I know with wear this mend will need additional attention and It’s something I look forward to completing. Adding to these nearly 50 year-old jeans history.
Lee Riders, also known as the 101Z debuted in the 1950s and represent a transition from the company’s work wear history in to more casual, mass appeal wears.
On this particular pair the inside Tag is marked: Lee Riders Sanforized Waist 32 Union Made in the USA. The Button back is stamped: R. Zipper is made by Talon. Lee riveted front and coin pockets. “lazy S” stitched on rear pockets. The “branded” Lee patch is long gone. You’ll notice on Lees, unlike Levi’s the selvedge denim self edged appears on only one side of the outer seam.
As with most items from time and place predating the “throw-away age”, these jeans are well-worn and have been mended multiple times. There’s a bout a 4.5″ x 6″ patch on the right thigh. A 2″ x 3″ patch on the left side below the rear pocket. A hole and repair with red thread on the left knee, a small hole forming below the zipper on the right side front, and a 4″ hole in the left cheek with additional wear below. Some white paint and other darker stains. Round out the patina that only time can create.
Levi’s Big E sevledge 501s, no patch. Double sided LEVI’S red tag. Single stitched back pocket, double coin. Top button marked with an 8.
Not exactly sure the year of manufacture on these jeans, but the lack of rivets on the back pocket and double stitched coin pocket suggests these came towards the end of the big E run. These jeans also have a pretty high-rise from the crotch to top of the jean.
These jeans have that great look only obtained with age. Major holes on the right leg with the knee hole spanning almost seam to seam. Left leg is worn heavily from the bottom of the pocket to the knee. Great denim patches of varying sizes on each leg. Another small hole on the back of left leg an upper right side hip. Crotch wear is not too bad, though there is a small hole. Stitching is complete still. Great whiskering around the crotch. Some stains and some dirt that would probably clean off.
Rise from crotch to top of waist 11.75″ front 15″ back
Top of waist to leg hem 38.25″
Levi’s Big E sevledge 501s, no patch. Double sided LEVI’S red tag. Single stitched back and coin pocket. No markings on button backs. Riveted rear pockets.
These old jeans have a great look to them, but are showing signs of their age. Moderate to heavy wear in the crotch, both front pockets have large holes, about a 3 inch tear in the left knee, lower stitching of the left rear pocket is coming undone (see additional photos link). White staining down the front and back of left leg. Inside rivets have rusted and bled on to pocket lining. Middle three button-fly holes are still intact but are pretty loose when buttoned up.
Vintage Levi’s second generation 507xx big E selvedge denim jacket.

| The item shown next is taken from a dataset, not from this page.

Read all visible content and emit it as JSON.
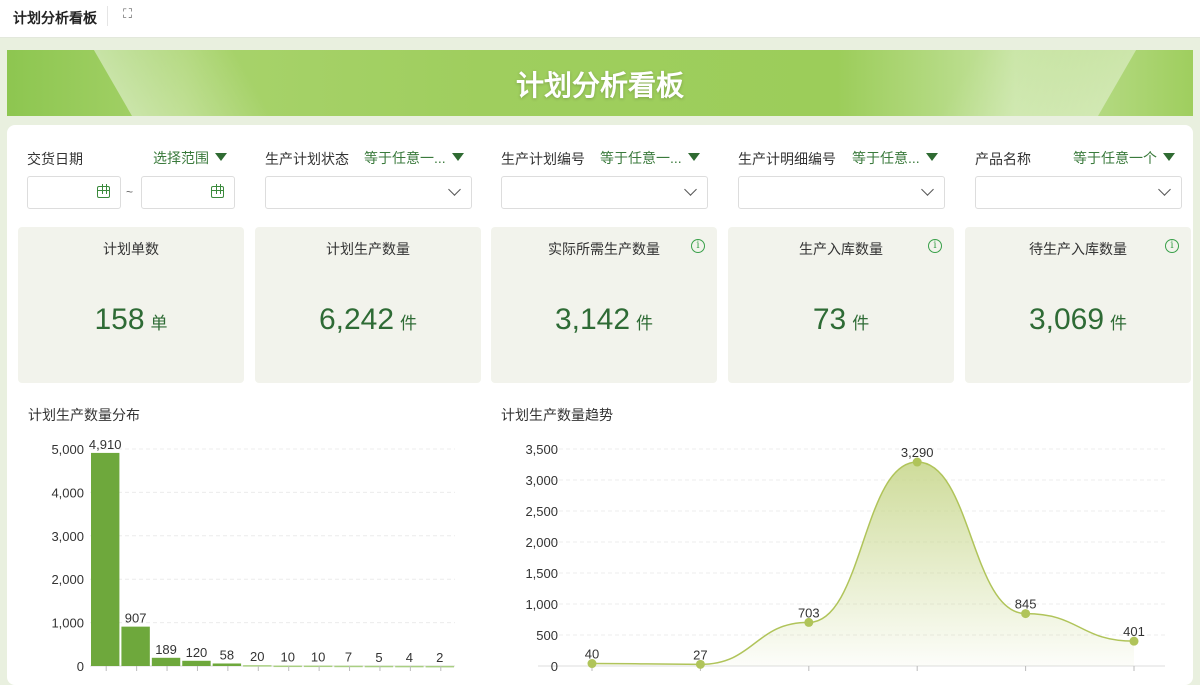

This jacket is in very nice condition with no holes, rips or snags. Denim is still dark and vibrant with only some lightening at pleats. Selvedge finish down the inside front, red line has since faded out. Stitching still bright and clean. Loose threads along bottom inside hem the only imperfection.
Two breast pockets, no side pockets. Waist compression tabs in the back